Graphic: Uccello’s Saint George and Princess and the Dragon. Wikipedia
The first draft of this “e-book” was posted online with about 33 pages. The latest update has 40, so new material has been added. I sent the book around before publication so that the very worst and most obvious errors in logic and grammar were removed.
I think that the graphics and photos do look great in this format.
One piece that was added concerns two paintings by the Italian painter and mathematician, Paulo Uccello, from the period 1456 to 1470. These paintings, one in a very realistic style depict “dragons” with features common to pterosaurs–putting him several hundred years ahead of “science”.
It wasn’t until 1830 that the scientific consensus on pterosaurs was that they were not sea creatures.
Though not among his best known works, Uccello completed two works; â€śThe Princess and the Dragonâ€ť and â€śSaint George and the Dragonâ€ť , in 1456 and 1470 respectively that clearly showed that he had somehow seen or had been well informed about the gross anatomy of pterosaurs.

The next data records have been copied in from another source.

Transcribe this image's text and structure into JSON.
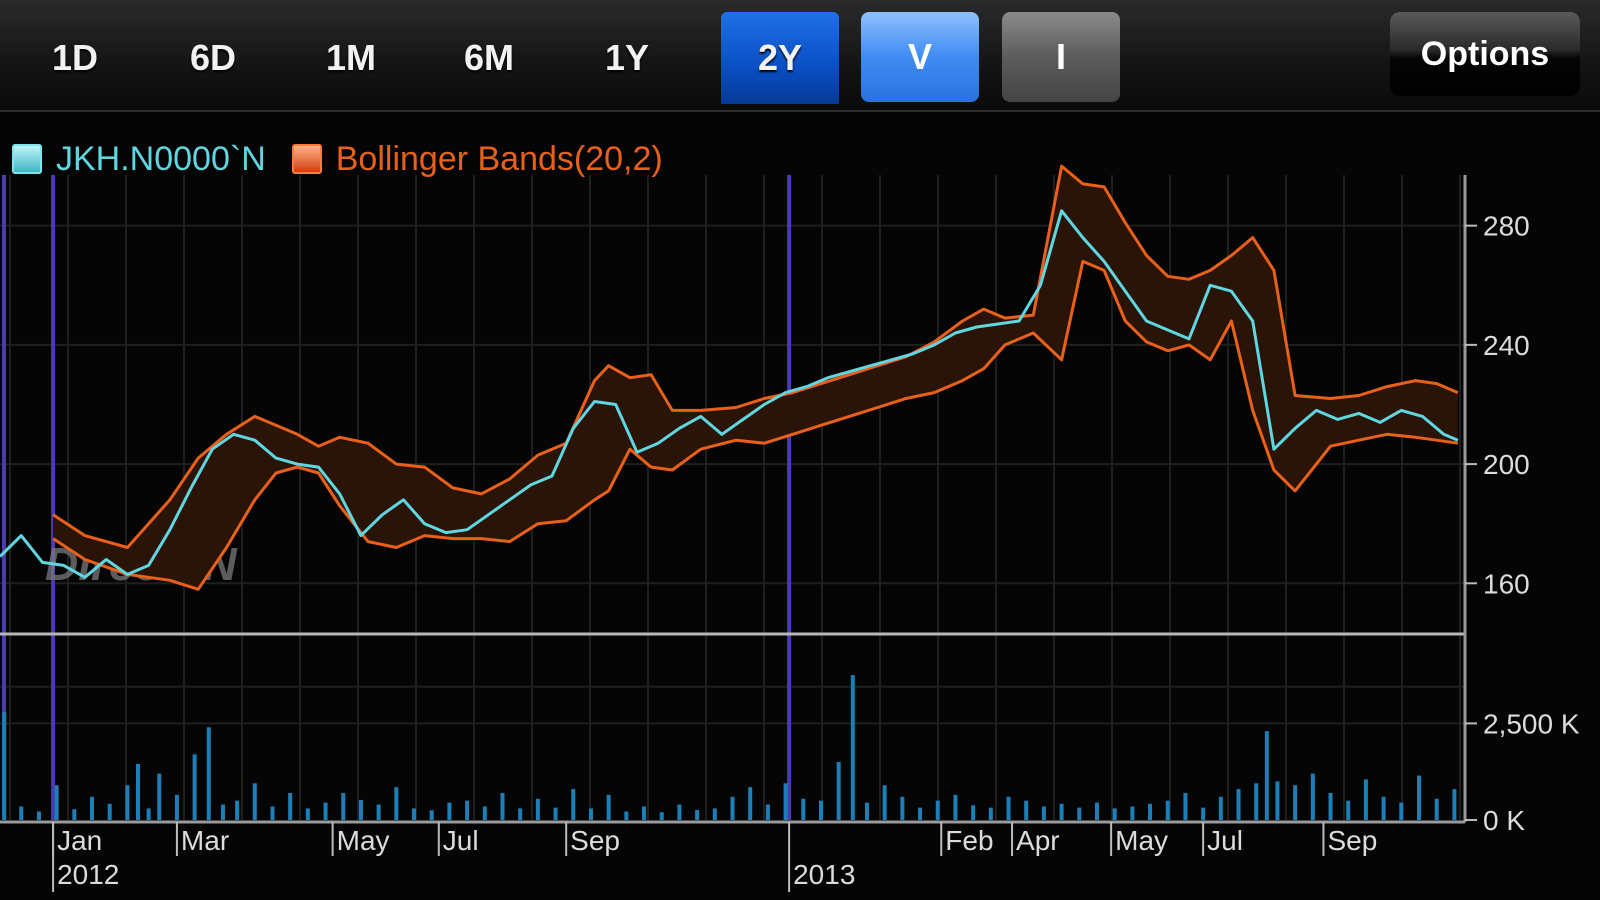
{
  "toolbar": {
    "tabs": [
      {
        "label": "1D",
        "active": false
      },
      {
        "label": "6D",
        "active": false
      },
      {
        "label": "1M",
        "active": false
      },
      {
        "label": "6M",
        "active": false
      },
      {
        "label": "1Y",
        "active": false
      },
      {
        "label": "2Y",
        "active": true
      }
    ],
    "volume_toggle": "V",
    "indicator_toggle": "I",
    "options_label": "Options"
  },
  "legend": {
    "series_label": "JKH.N0000`N",
    "bands_label": "Bollinger Bands(20,2)"
  },
  "watermark": "DirectFN",
  "colors": {
    "price": "#5fd6e0",
    "bands": "#e8601a",
    "band_fill": "#2a1408",
    "volume": "#1d7fb8",
    "grid": "#1f1f1f",
    "year_marker": "#4b3bb0",
    "active_tab": "#0a5bd6"
  },
  "chart_data": {
    "type": "line",
    "price_axis": {
      "ticks": [
        "160",
        "200",
        "240",
        "280"
      ],
      "ylim": [
        145,
        297
      ]
    },
    "volume_axis": {
      "ticks": [
        "0 K",
        "2,500 K"
      ],
      "ylim": [
        0,
        4400
      ]
    },
    "x_ticks": [
      {
        "label": "Jan",
        "x": 0.75
      },
      {
        "label": "Mar",
        "x": 2.5
      },
      {
        "label": "May",
        "x": 4.7
      },
      {
        "label": "Jul",
        "x": 6.2
      },
      {
        "label": "Sep",
        "x": 8.0
      },
      {
        "label": "Feb",
        "x": 13.3
      },
      {
        "label": "Apr",
        "x": 14.3
      },
      {
        "label": "May",
        "x": 15.7
      },
      {
        "label": "Jul",
        "x": 17.0
      },
      {
        "label": "Sep",
        "x": 18.7
      }
    ],
    "year_labels": [
      {
        "label": "2012",
        "x": 0.75
      },
      {
        "label": "2013",
        "x": 11.15
      }
    ],
    "xlim": [
      0,
      20.7
    ],
    "series": [
      {
        "name": "JKH.N0000`N",
        "values": [
          [
            0.0,
            169
          ],
          [
            0.3,
            176
          ],
          [
            0.6,
            167
          ],
          [
            0.9,
            166
          ],
          [
            1.2,
            162
          ],
          [
            1.5,
            168
          ],
          [
            1.8,
            163
          ],
          [
            2.1,
            166
          ],
          [
            2.4,
            178
          ],
          [
            2.7,
            192
          ],
          [
            3.0,
            205
          ],
          [
            3.3,
            210
          ],
          [
            3.6,
            208
          ],
          [
            3.9,
            202
          ],
          [
            4.2,
            200
          ],
          [
            4.5,
            199
          ],
          [
            4.8,
            190
          ],
          [
            5.1,
            176
          ],
          [
            5.4,
            183
          ],
          [
            5.7,
            188
          ],
          [
            6.0,
            180
          ],
          [
            6.3,
            177
          ],
          [
            6.6,
            178
          ],
          [
            6.9,
            183
          ],
          [
            7.2,
            188
          ],
          [
            7.5,
            193
          ],
          [
            7.8,
            196
          ],
          [
            8.1,
            212
          ],
          [
            8.4,
            221
          ],
          [
            8.7,
            220
          ],
          [
            9.0,
            204
          ],
          [
            9.3,
            207
          ],
          [
            9.6,
            212
          ],
          [
            9.9,
            216
          ],
          [
            10.2,
            210
          ],
          [
            10.5,
            215
          ],
          [
            10.8,
            220
          ],
          [
            11.1,
            224
          ],
          [
            11.4,
            226
          ],
          [
            11.7,
            229
          ],
          [
            12.0,
            231
          ],
          [
            12.3,
            233
          ],
          [
            12.6,
            235
          ],
          [
            12.9,
            237
          ],
          [
            13.2,
            240
          ],
          [
            13.5,
            244
          ],
          [
            13.8,
            246
          ],
          [
            14.1,
            247
          ],
          [
            14.4,
            248
          ],
          [
            14.7,
            260
          ],
          [
            15.0,
            285
          ],
          [
            15.3,
            276
          ],
          [
            15.6,
            268
          ],
          [
            15.9,
            258
          ],
          [
            16.2,
            248
          ],
          [
            16.5,
            245
          ],
          [
            16.8,
            242
          ],
          [
            17.1,
            260
          ],
          [
            17.4,
            258
          ],
          [
            17.7,
            248
          ],
          [
            18.0,
            205
          ],
          [
            18.3,
            212
          ],
          [
            18.6,
            218
          ],
          [
            18.9,
            215
          ],
          [
            19.2,
            217
          ],
          [
            19.5,
            214
          ],
          [
            19.8,
            218
          ],
          [
            20.1,
            216
          ],
          [
            20.4,
            210
          ],
          [
            20.6,
            208
          ]
        ]
      },
      {
        "name": "upper",
        "values": [
          [
            0.75,
            183
          ],
          [
            1.2,
            176
          ],
          [
            1.8,
            172
          ],
          [
            2.4,
            188
          ],
          [
            2.8,
            202
          ],
          [
            3.2,
            210
          ],
          [
            3.6,
            216
          ],
          [
            3.9,
            213
          ],
          [
            4.2,
            210
          ],
          [
            4.5,
            206
          ],
          [
            4.8,
            209
          ],
          [
            5.2,
            207
          ],
          [
            5.6,
            200
          ],
          [
            6.0,
            199
          ],
          [
            6.4,
            192
          ],
          [
            6.8,
            190
          ],
          [
            7.2,
            195
          ],
          [
            7.6,
            203
          ],
          [
            8.0,
            207
          ],
          [
            8.4,
            228
          ],
          [
            8.6,
            233
          ],
          [
            8.9,
            229
          ],
          [
            9.2,
            230
          ],
          [
            9.5,
            218
          ],
          [
            9.9,
            218
          ],
          [
            10.4,
            219
          ],
          [
            10.8,
            222
          ],
          [
            11.2,
            224
          ],
          [
            11.6,
            227
          ],
          [
            12.0,
            230
          ],
          [
            12.4,
            233
          ],
          [
            12.8,
            236
          ],
          [
            13.2,
            241
          ],
          [
            13.6,
            248
          ],
          [
            13.9,
            252
          ],
          [
            14.2,
            249
          ],
          [
            14.6,
            250
          ],
          [
            15.0,
            300
          ],
          [
            15.3,
            294
          ],
          [
            15.6,
            293
          ],
          [
            15.9,
            281
          ],
          [
            16.2,
            270
          ],
          [
            16.5,
            263
          ],
          [
            16.8,
            262
          ],
          [
            17.1,
            265
          ],
          [
            17.4,
            270
          ],
          [
            17.7,
            276
          ],
          [
            18.0,
            265
          ],
          [
            18.3,
            223
          ],
          [
            18.8,
            222
          ],
          [
            19.2,
            223
          ],
          [
            19.6,
            226
          ],
          [
            20.0,
            228
          ],
          [
            20.3,
            227
          ],
          [
            20.6,
            224
          ]
        ]
      },
      {
        "name": "lower",
        "values": [
          [
            0.75,
            175
          ],
          [
            1.2,
            168
          ],
          [
            1.8,
            163
          ],
          [
            2.4,
            161
          ],
          [
            2.8,
            158
          ],
          [
            3.2,
            172
          ],
          [
            3.6,
            188
          ],
          [
            3.9,
            197
          ],
          [
            4.2,
            199
          ],
          [
            4.5,
            197
          ],
          [
            4.8,
            186
          ],
          [
            5.2,
            174
          ],
          [
            5.6,
            172
          ],
          [
            6.0,
            176
          ],
          [
            6.4,
            175
          ],
          [
            6.8,
            175
          ],
          [
            7.2,
            174
          ],
          [
            7.6,
            180
          ],
          [
            8.0,
            181
          ],
          [
            8.4,
            188
          ],
          [
            8.6,
            191
          ],
          [
            8.9,
            205
          ],
          [
            9.2,
            199
          ],
          [
            9.5,
            198
          ],
          [
            9.9,
            205
          ],
          [
            10.4,
            208
          ],
          [
            10.8,
            207
          ],
          [
            11.2,
            210
          ],
          [
            11.6,
            213
          ],
          [
            12.0,
            216
          ],
          [
            12.4,
            219
          ],
          [
            12.8,
            222
          ],
          [
            13.2,
            224
          ],
          [
            13.6,
            228
          ],
          [
            13.9,
            232
          ],
          [
            14.2,
            240
          ],
          [
            14.6,
            244
          ],
          [
            15.0,
            235
          ],
          [
            15.3,
            268
          ],
          [
            15.6,
            265
          ],
          [
            15.9,
            248
          ],
          [
            16.2,
            241
          ],
          [
            16.5,
            238
          ],
          [
            16.8,
            240
          ],
          [
            17.1,
            235
          ],
          [
            17.4,
            248
          ],
          [
            17.7,
            218
          ],
          [
            18.0,
            198
          ],
          [
            18.3,
            191
          ],
          [
            18.8,
            206
          ],
          [
            19.2,
            208
          ],
          [
            19.6,
            210
          ],
          [
            20.0,
            209
          ],
          [
            20.3,
            208
          ],
          [
            20.6,
            207
          ]
        ]
      }
    ],
    "volume_series": {
      "name": "Volume",
      "values": [
        [
          0.06,
          2800
        ],
        [
          0.3,
          350
        ],
        [
          0.55,
          220
        ],
        [
          0.8,
          900
        ],
        [
          1.05,
          280
        ],
        [
          1.3,
          600
        ],
        [
          1.55,
          420
        ],
        [
          1.8,
          900
        ],
        [
          1.95,
          1450
        ],
        [
          2.1,
          300
        ],
        [
          2.25,
          1200
        ],
        [
          2.5,
          650
        ],
        [
          2.75,
          1700
        ],
        [
          2.95,
          2400
        ],
        [
          3.15,
          400
        ],
        [
          3.35,
          500
        ],
        [
          3.6,
          950
        ],
        [
          3.85,
          350
        ],
        [
          4.1,
          700
        ],
        [
          4.35,
          300
        ],
        [
          4.6,
          450
        ],
        [
          4.85,
          700
        ],
        [
          5.1,
          520
        ],
        [
          5.35,
          400
        ],
        [
          5.6,
          850
        ],
        [
          5.85,
          300
        ],
        [
          6.1,
          250
        ],
        [
          6.35,
          450
        ],
        [
          6.6,
          500
        ],
        [
          6.85,
          350
        ],
        [
          7.1,
          700
        ],
        [
          7.35,
          300
        ],
        [
          7.6,
          550
        ],
        [
          7.85,
          320
        ],
        [
          8.1,
          800
        ],
        [
          8.35,
          300
        ],
        [
          8.6,
          650
        ],
        [
          8.85,
          220
        ],
        [
          9.1,
          350
        ],
        [
          9.35,
          200
        ],
        [
          9.6,
          400
        ],
        [
          9.85,
          260
        ],
        [
          10.1,
          300
        ],
        [
          10.35,
          600
        ],
        [
          10.6,
          850
        ],
        [
          10.85,
          400
        ],
        [
          11.1,
          950
        ],
        [
          11.35,
          550
        ],
        [
          11.6,
          500
        ],
        [
          11.85,
          1500
        ],
        [
          12.05,
          3750
        ],
        [
          12.25,
          450
        ],
        [
          12.5,
          900
        ],
        [
          12.75,
          600
        ],
        [
          13.0,
          320
        ],
        [
          13.25,
          500
        ],
        [
          13.5,
          650
        ],
        [
          13.75,
          380
        ],
        [
          14.0,
          320
        ],
        [
          14.25,
          600
        ],
        [
          14.5,
          500
        ],
        [
          14.75,
          350
        ],
        [
          15.0,
          420
        ],
        [
          15.25,
          320
        ],
        [
          15.5,
          450
        ],
        [
          15.75,
          300
        ],
        [
          16.0,
          350
        ],
        [
          16.25,
          420
        ],
        [
          16.5,
          500
        ],
        [
          16.75,
          700
        ],
        [
          17.0,
          320
        ],
        [
          17.25,
          600
        ],
        [
          17.5,
          800
        ],
        [
          17.75,
          950
        ],
        [
          17.9,
          2300
        ],
        [
          18.05,
          1000
        ],
        [
          18.3,
          900
        ],
        [
          18.55,
          1200
        ],
        [
          18.8,
          700
        ],
        [
          19.05,
          500
        ],
        [
          19.3,
          1050
        ],
        [
          19.55,
          600
        ],
        [
          19.8,
          450
        ],
        [
          20.05,
          1150
        ],
        [
          20.3,
          550
        ],
        [
          20.55,
          800
        ]
      ]
    }
  }
}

In fact, it should have been impossible for connection not to have been made between his dragon-like pterosaurs and the modern bat-like pterosaursâ€”except for the cognitive dissonance set up by science claiming that pterosaurs became extinct 65 million years ago.